In light of intense media interest regarding the validity of sexual assault allegations, the Texas Association Against Sexual Assault (TAASA), one of many coalitions committed to ending sexual violence, strongly feels the need to insert a voice for survivors into the conversation. We are disheartened with the trivialization of sexual assault and the false assumptions made about victims of sexual abuse. To that point, we provide the following context to the conversation and implore the media and others engaging in the current discourse to do the same.
- Sexual assault is pervasive in our society – According to the University of Texas-Austin School of Social Work, 6.3 million Texans have experienced sexual assault at some point in their lifetimes.1 This equates to 1 in 5 men and 2 in 5 women in our state. Sexual violence is a highly misunderstood public health issue. These skewed perceptions work against survivor disclosure and the public response to those disclosures.
- Delayed and under-reporting – According to that same study, only 9.2% of sexual assaults in Texas are reported to law enforcement. Reasons cited for not reporting included the fear of not being believed, afraid to report, and internalizing and minimizing their experience. Power and control are at the heart of sexual and domestic violence and help explain why delayed disclosures are so common.
- The misnomer of “false allegations” – The prevalence of false allegations of sexual assault is between 2 – 10%.2 This range is in line with false allegations of other crimes. To suggest women lie about sexual assault is dangerously misleading and contributes to a culture of silence and shame for all survivors.
- Media coverage of sexual abuse allegations – As members of the media strive to objectively report allegations and incidents of sexual violence they must keep in mind the dynamics and external forces that enable sexual violence to occur. Although independent verification of allegations are routine, it can be extremely difficult to independently verify an incident that is grossly underreported, highly misunderstood, and most often occurs without a witness. Furthermore, sexual assault allegations are routinely and flippantly dismissed as a “he said/she said,” which only benefits the alleged perpetrator. The dynamics of power, privilege, and vulnerability positions survivors at a distinct disadvantage.
Sexual assault is not an easy subject to broach.

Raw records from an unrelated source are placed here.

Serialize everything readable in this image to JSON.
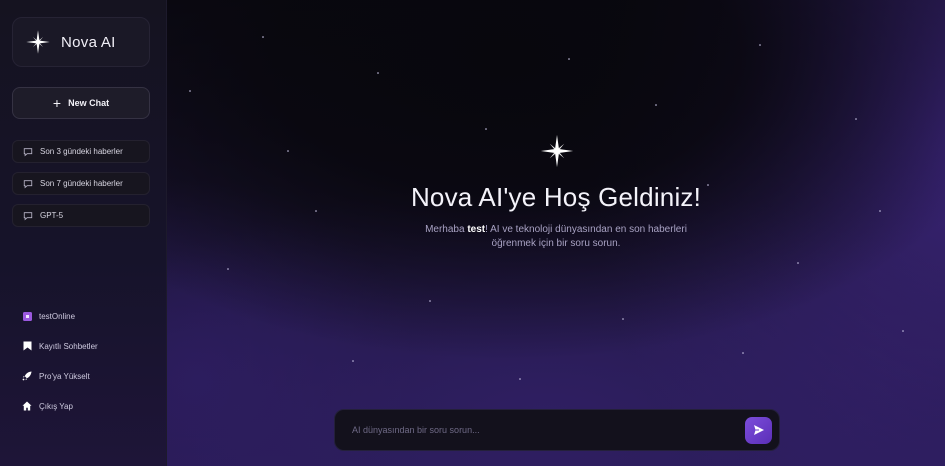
{
  "brand": {
    "name": "Nova AI",
    "logo_icon": "sparkle-star-icon"
  },
  "sidebar": {
    "new_chat_label": "New Chat",
    "history": [
      {
        "label": "Son 3 gündeki haberler",
        "icon": "chat-bubble-icon"
      },
      {
        "label": "Son 7 gündeki haberler",
        "icon": "chat-bubble-icon"
      },
      {
        "label": "GPT-5",
        "icon": "chat-bubble-icon"
      }
    ],
    "nav": [
      {
        "label": "testOnline",
        "icon": "status-square-icon"
      },
      {
        "label": "Kayıtlı Sohbetler",
        "icon": "bookmark-icon"
      },
      {
        "label": "Pro'ya Yükselt",
        "icon": "rocket-icon"
      },
      {
        "label": "Çıkış Yap",
        "icon": "home-icon"
      }
    ]
  },
  "welcome": {
    "title": "Nova AI'ye Hoş Geldiniz!",
    "greeting_prefix": "Merhaba ",
    "username": "test",
    "greeting_suffix": "! AI ve teknoloji dünyasından en son haberleri öğrenmek için bir soru sorun."
  },
  "composer": {
    "placeholder": "AI dünyasından bir soru sorun...",
    "value": ""
  },
  "colors": {
    "accent": "#6b3fcb",
    "sidebar_bg": "#151320",
    "main_bg": "#0c0a14"
  }
}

Hats off to the many organizations working on behalf of survivors on a daily basis and to the survivors who bravely disclose in the face of ridicule and doubt. TAASA continues to advocate for survivor-centered policies in Texas. Included on TAASA’s agenda for the 85th Legislative Session is a bill to increase the penalties for groping. Current law classifies the intentional touching of an adult’s intimate parts without consent as a class C misdemeanor – the legal equivalent of most traffic tickets. Laws that classify groping so negligibly is one of many examples of how the culture of violence can trivialize sexual violence and impede a survivors’ search for justice.
1 Busch-Armendaris, N.B., Olaya-Rodriguez, D., Kammer-Kerwick, M., Wachter, K. & Sulley, C. (2015). Health and well-being: Texas statewide sexual assault prevalence. Austin, TX. Institute on Domestic Violence & Sexual Assault, The University of Texas at Austin
2 Lisak, D.,Gardinier, L.,Nicksa, S., Cote, A. (2010). False Allegations of Sexual Assault: Ten years of reported cases. Violence Against Women 16 (12) 1318-1334